[Exercise material]

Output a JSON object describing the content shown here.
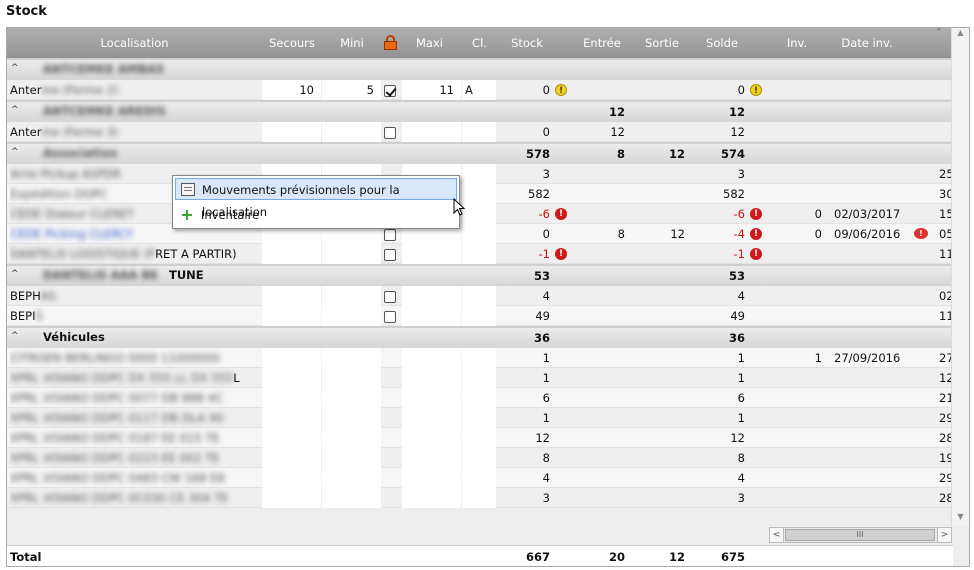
{
  "title": "Stock",
  "header": {
    "localisation": "Localisation",
    "secours": "Secours",
    "mini": "Mini",
    "maxi": "Maxi",
    "cl": "Cl.",
    "stock": "Stock",
    "entree": "Entrée",
    "sortie": "Sortie",
    "solde": "Solde",
    "inv": "Inv.",
    "date_inv": "Date inv."
  },
  "rows": [
    {
      "type": "group",
      "name": "ANTCEMKE AMBAS",
      "blur": true,
      "stock": "",
      "entree": "",
      "sortie": "",
      "solde": ""
    },
    {
      "type": "item",
      "name_prefix": "Anter",
      "name": "ine (Ferme 2)",
      "secours": "10",
      "mini": "5",
      "checked": true,
      "maxi": "11",
      "cl": "A",
      "stock": "0",
      "stock_icon": "warn-yellow",
      "entree": "",
      "sortie": "",
      "solde": "0",
      "solde_icon": "warn-yellow",
      "inv": "",
      "date_inv": "",
      "extra": ""
    },
    {
      "type": "group",
      "name": "ANTCEMKE AREDIS",
      "blur": true,
      "stock": "",
      "entree": "12",
      "sortie": "",
      "solde": "12"
    },
    {
      "type": "item",
      "name_prefix": "Anter",
      "name": "ine (Ferme 3)",
      "secours": "",
      "mini": "",
      "checked": false,
      "maxi": "",
      "cl": "",
      "stock": "0",
      "entree": "12",
      "sortie": "",
      "solde": "12",
      "inv": "",
      "date_inv": "",
      "extra": ""
    },
    {
      "type": "group",
      "name": "Association",
      "blur": true,
      "stock": "578",
      "entree": "8",
      "sortie": "12",
      "solde": "574"
    },
    {
      "type": "item",
      "hl": true,
      "name_prefix": "",
      "name": "Arrie Pickup ASPDR",
      "secours": "",
      "mini": "",
      "checked": null,
      "maxi": "",
      "cl": "",
      "stock": "3",
      "entree": "",
      "sortie": "",
      "solde": "3",
      "inv": "",
      "date_inv": "",
      "extra": "25"
    },
    {
      "type": "item",
      "name_prefix": "",
      "name": "Expédition DOPC",
      "secours": "",
      "mini": "",
      "checked": null,
      "maxi": "",
      "cl": "",
      "stock": "582",
      "entree": "",
      "sortie": "",
      "solde": "582",
      "inv": "",
      "date_inv": "",
      "extra": "30"
    },
    {
      "type": "item",
      "name_prefix": "",
      "name": "CEDE Dialeur CLERET",
      "secours": "",
      "mini": "",
      "checked": null,
      "maxi": "",
      "cl": "",
      "stock": "-6",
      "stock_icon": "warn-red",
      "entree": "",
      "sortie": "",
      "solde": "-6",
      "solde_icon": "warn-red",
      "inv": "0",
      "date_inv": "02/03/2017",
      "extra": "15"
    },
    {
      "type": "item",
      "blue": true,
      "name_prefix": "",
      "name": "CEDE Picking CLERCY",
      "secours": "",
      "mini": "",
      "checked": false,
      "maxi": "",
      "cl": "",
      "stock": "0",
      "entree": "8",
      "sortie": "12",
      "solde": "-4",
      "solde_icon": "warn-red",
      "inv": "0",
      "date_inv": "09/06/2016",
      "bubble": true,
      "extra": "05"
    },
    {
      "type": "item",
      "name_prefix": "",
      "name": "DANTELIS LOGISTIQUE (P",
      "name_suffix": "RET A PARTIR)",
      "secours": "",
      "mini": "",
      "checked": false,
      "maxi": "",
      "cl": "",
      "stock": "-1",
      "stock_icon": "warn-red",
      "entree": "",
      "sortie": "",
      "solde": "-1",
      "solde_icon": "warn-red",
      "inv": "",
      "date_inv": "",
      "extra": "11"
    },
    {
      "type": "group",
      "name": "DANTELIS AAA BE",
      "name_suffix": "TUNE",
      "blur": true,
      "stock": "53",
      "entree": "",
      "sortie": "",
      "solde": "53"
    },
    {
      "type": "item",
      "name_prefix": "BEPH",
      "name": "AS",
      "secours": "",
      "mini": "",
      "checked": false,
      "maxi": "",
      "cl": "",
      "stock": "4",
      "entree": "",
      "sortie": "",
      "solde": "4",
      "inv": "",
      "date_inv": "",
      "extra": "02"
    },
    {
      "type": "item",
      "name_prefix": "BEPI",
      "name": "S",
      "secours": "",
      "mini": "",
      "checked": false,
      "maxi": "",
      "cl": "",
      "stock": "49",
      "entree": "",
      "sortie": "",
      "solde": "49",
      "inv": "",
      "date_inv": "",
      "extra": "11"
    },
    {
      "type": "group",
      "name": "Véhicules",
      "blur": false,
      "stock": "36",
      "entree": "",
      "sortie": "",
      "solde": "36"
    },
    {
      "type": "item",
      "name_prefix": "",
      "name": "CITROEN BERLINGO 0000 11000000",
      "secours": "",
      "mini": "",
      "checked": null,
      "maxi": "",
      "cl": "",
      "stock": "1",
      "entree": "",
      "sortie": "",
      "solde": "1",
      "inv": "1",
      "date_inv": "27/09/2016",
      "extra": "27"
    },
    {
      "type": "item",
      "name_prefix": "",
      "name": "XPRL VOIANO DDPC DX 555 LL DX 555",
      "name_suffix": "L",
      "secours": "",
      "mini": "",
      "checked": null,
      "maxi": "",
      "cl": "",
      "stock": "1",
      "entree": "",
      "sortie": "",
      "solde": "1",
      "inv": "",
      "date_inv": "",
      "extra": "12"
    },
    {
      "type": "item",
      "name_prefix": "",
      "name": "XPRL VOIANO DDPC 0077 DB 888 4C",
      "secours": "",
      "mini": "",
      "checked": null,
      "maxi": "",
      "cl": "",
      "stock": "6",
      "entree": "",
      "sortie": "",
      "solde": "6",
      "inv": "",
      "date_inv": "",
      "extra": "21"
    },
    {
      "type": "item",
      "name_prefix": "",
      "name": "XPRL VOIANO DDPC 0117 DB DLA 90",
      "secours": "",
      "mini": "",
      "checked": null,
      "maxi": "",
      "cl": "",
      "stock": "1",
      "entree": "",
      "sortie": "",
      "solde": "1",
      "inv": "",
      "date_inv": "",
      "extra": "29"
    },
    {
      "type": "item",
      "name_prefix": "",
      "name": "XPRL VOIANO DDPC 0187 EE 015 TE",
      "secours": "",
      "mini": "",
      "checked": null,
      "maxi": "",
      "cl": "",
      "stock": "12",
      "entree": "",
      "sortie": "",
      "solde": "12",
      "inv": "",
      "date_inv": "",
      "extra": "28"
    },
    {
      "type": "item",
      "name_prefix": "",
      "name": "XPRL VOIANO DDPC 0223 EE 002 TE",
      "secours": "",
      "mini": "",
      "checked": null,
      "maxi": "",
      "cl": "",
      "stock": "8",
      "entree": "",
      "sortie": "",
      "solde": "8",
      "inv": "",
      "date_inv": "",
      "extra": "19"
    },
    {
      "type": "item",
      "name_prefix": "",
      "name": "XPRL VOIANO DDPC 0483 CW 168 E8",
      "secours": "",
      "mini": "",
      "checked": null,
      "maxi": "",
      "cl": "",
      "stock": "4",
      "entree": "",
      "sortie": "",
      "solde": "4",
      "inv": "",
      "date_inv": "",
      "extra": "29"
    },
    {
      "type": "item",
      "name_prefix": "",
      "name": "XPRL VOIANO DDPC 0C030 CE 304 TE",
      "secours": "",
      "mini": "",
      "checked": null,
      "maxi": "",
      "cl": "",
      "stock": "3",
      "entree": "",
      "sortie": "",
      "solde": "3",
      "inv": "",
      "date_inv": "",
      "extra": "28"
    }
  ],
  "total": {
    "label": "Total",
    "stock": "667",
    "entree": "20",
    "sortie": "12",
    "solde": "675"
  },
  "context_menu": {
    "items": [
      "Mouvements prévisionnels pour la localisation",
      "Inventaire"
    ]
  },
  "scroll": {
    "thumb": "III",
    "left": "<",
    "right": ">"
  }
}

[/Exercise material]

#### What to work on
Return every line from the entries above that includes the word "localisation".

#### Answer space
    "localisation": "Localisation",
      "Mouvements prévisionnels pour la localisation",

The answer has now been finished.